“So the question is,” Fred Reifsteck said, “when is the time and the place for public discussion and debate? “

“According to Georgia law,” Fred Reifsteck continued, “the business of the School Board is to be conducted in public.”

“So if it not done in public during the first meeting of the month, and it's not done in public during the second meeting of the month,” he said, “one has to wonder when the public discussion and debate happen, and one has to wonder when all the business is being conducted because it doesn't appear to be done in public.”

Third Speaker, Second Candidate

Stephen Aleshire was the third speaker on Monday. He is seeking the Republican Party nomination for Post 5 on the Board of Education. Brock Toole also is seeking that Republican Party nomination. Katie Green is running unopposed on the Democratic ballot for the Post 5 nomination.

Argo, Burgess, Aleshire 5/13/2024

Aleshire told the Board I'm a medical doctor. I have an active license in Georgia. I've lived here for 27 years.”

“At the last work session (on May 6), the Department of Public Health Mobile Clinic was discussed,” Aleshire said.

At that meeting, Suzanne Korngold, Assistant Superintendent of Student Services, reported on the first year of a collaboration with the Georgia Department of Public Health to provide immunization mobile clinics at each of the county’s two high schools twice a year.

“It was not stated what these vaccinations were specifically,” Aleshire said. “I view this as a very slippery slope. In other parts of the country, similar clinics offer COVID boosters, HPV series, subcutaneous birth control implantation, and even mobile testing for HIV and other communicable diseases.”

“I'm a pathologist, so I know something about these things,” he said.

“I feel that the mobile DPH van is an example of the camel's nose under the tent,” Aleshire said. “If children need health care, including vaccines, they should go to an established location, where full consultation in conjunction with the parents can be done.”

“The parents need to be involved rather than just climbing on a van as if you're getting onto a clown show and not being sure what's going to come out,” Aleshire said.

Burgess Response

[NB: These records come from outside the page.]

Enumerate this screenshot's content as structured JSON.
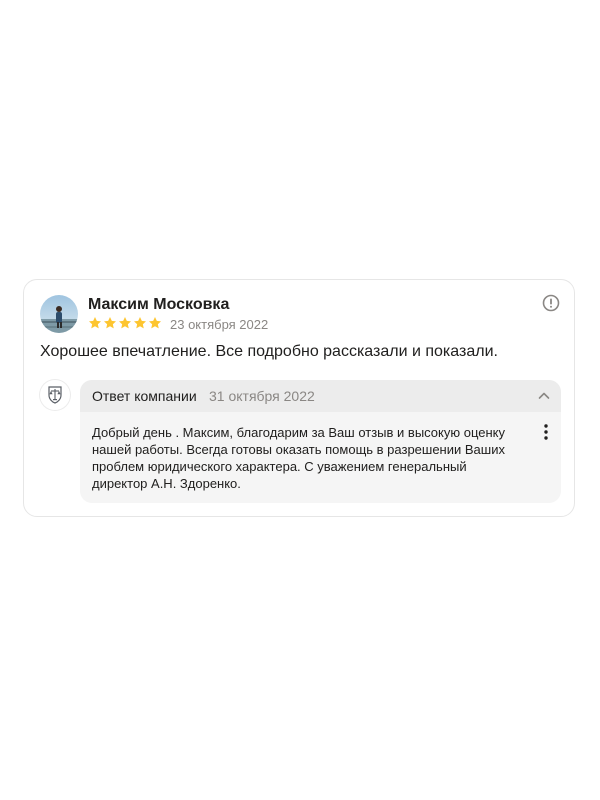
{
  "review": {
    "author_name": "Максим Московка",
    "rating": 5,
    "max_rating": 5,
    "date": "23 октября 2022",
    "text": "Хорошее впечатление. Все подробно рассказали и показали.",
    "star_color": "#fdc530"
  },
  "reply": {
    "title": "Ответ компании",
    "date": "31 октября 2022",
    "text": "Добрый день . Максим, благодарим за Ваш отзыв и высокую оценку нашей работы. Всегда готовы оказать помощь в разрешении Ваших проблем юридического характера. С уважением генеральный директор А.Н. Здоренко."
  },
  "icons": {
    "report": "exclamation-circle-icon",
    "collapse": "chevron-up-icon",
    "more": "vertical-dots-icon"
  }
}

No one responded immediately to any of the three citizens who spoke, but shortly after the Public Communications, Argo asked Superintendent Jason Branch to present to the Board items for its action, including the request for approval of the two budgets.

General Fund Budget Approval 5/13/2024
Hammock, Parrish, Branch, Argo, Burgess, Ransom (L-R)

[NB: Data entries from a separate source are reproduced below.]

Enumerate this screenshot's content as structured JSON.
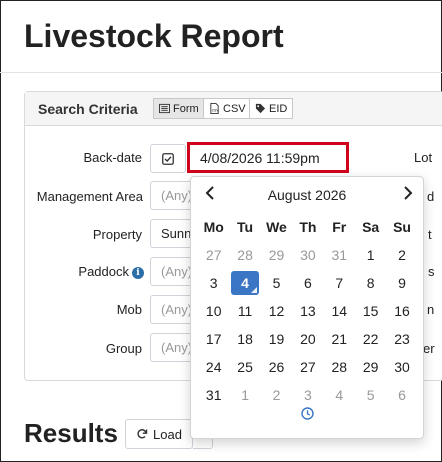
{
  "page": {
    "title": "Livestock Report"
  },
  "search": {
    "title": "Search Criteria",
    "tabs": [
      {
        "label": "Form",
        "icon": "form-icon"
      },
      {
        "label": "CSV",
        "icon": "csv-file-icon"
      },
      {
        "label": "EID",
        "icon": "tag-icon"
      }
    ],
    "fields": {
      "backdate_label": "Back-date",
      "backdate_value": "4/08/2026 11:59pm",
      "management_area_label": "Management Area",
      "management_area_value": "(Any)",
      "property_label": "Property",
      "property_value": "Sunn",
      "paddock_label": "Paddock",
      "paddock_value": "(Any)",
      "mob_label": "Mob",
      "mob_value": "(Any)",
      "group_label": "Group",
      "group_value": "(Any)"
    },
    "right_fragments": {
      "lot": "Lot",
      "r2": "d",
      "r3": "t",
      "r4": "s",
      "r5": "n",
      "r6": "er"
    }
  },
  "datepicker": {
    "month_label": "August 2026",
    "prev_icon": "chevron-left-icon",
    "next_icon": "chevron-right-icon",
    "weekdays": [
      "Mo",
      "Tu",
      "We",
      "Th",
      "Fr",
      "Sa",
      "Su"
    ],
    "weeks": [
      [
        "27",
        "28",
        "29",
        "30",
        "31",
        "1",
        "2"
      ],
      [
        "3",
        "4",
        "5",
        "6",
        "7",
        "8",
        "9"
      ],
      [
        "10",
        "11",
        "12",
        "13",
        "14",
        "15",
        "16"
      ],
      [
        "17",
        "18",
        "19",
        "20",
        "21",
        "22",
        "23"
      ],
      [
        "24",
        "25",
        "26",
        "27",
        "28",
        "29",
        "30"
      ],
      [
        "31",
        "1",
        "2",
        "3",
        "4",
        "5",
        "6"
      ]
    ],
    "selected_day": "4",
    "clock_icon": "clock-icon"
  },
  "results": {
    "title": "Results",
    "load_label": "Load",
    "load_icon": "refresh-icon"
  },
  "colors": {
    "accent": "#3a76c4",
    "highlight": "#d0021b",
    "info": "#2c6fa8"
  }
}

“One question, Madam chair,” Burgess interrupted. “We're about to take up a whole number of items that have been discussed previously in the past Board meeting. Correct?”

“Correct,” Argo responded.

“And we're about to take a public vote on each of those, including the budget that's been discussed at the previous Board meeting and at a budget workshop last month. Correct?” Burgess continued.

“That is correct,” Argo responded.

“These are all public, formal actions that we're about to proceed, consider, and take?” Burgess asked.

“Yes,” Argo responded.

"Okay,” Burgess said. “Just wanted to make sure I understood the nature of what we're about to do.”

The Board approved both of the tentative budgets unanimously and without further discussion.”


Oconee County Schools released the video of the May 13 meeting at 8 a.m. on May 14, following the normal pattern for release of videos.

Oconee County Schools had held the video of the May 6 meeting, when the Fiscal Year 2025 budgets were first released, until late in the day on May 7.

The video below of the May 13 meeting is on the Oconee County Schools YouTube Channel.

Childers began her financial reports to the Board at 16:57 in the video.

Burgess offered his comment on the budget at 19:07.

Public Communications begins at 22:10 in the video.

I also attended the final part of the meeting and recorded my own video from the rear of the room.

The still images used above are from my video.

No comments: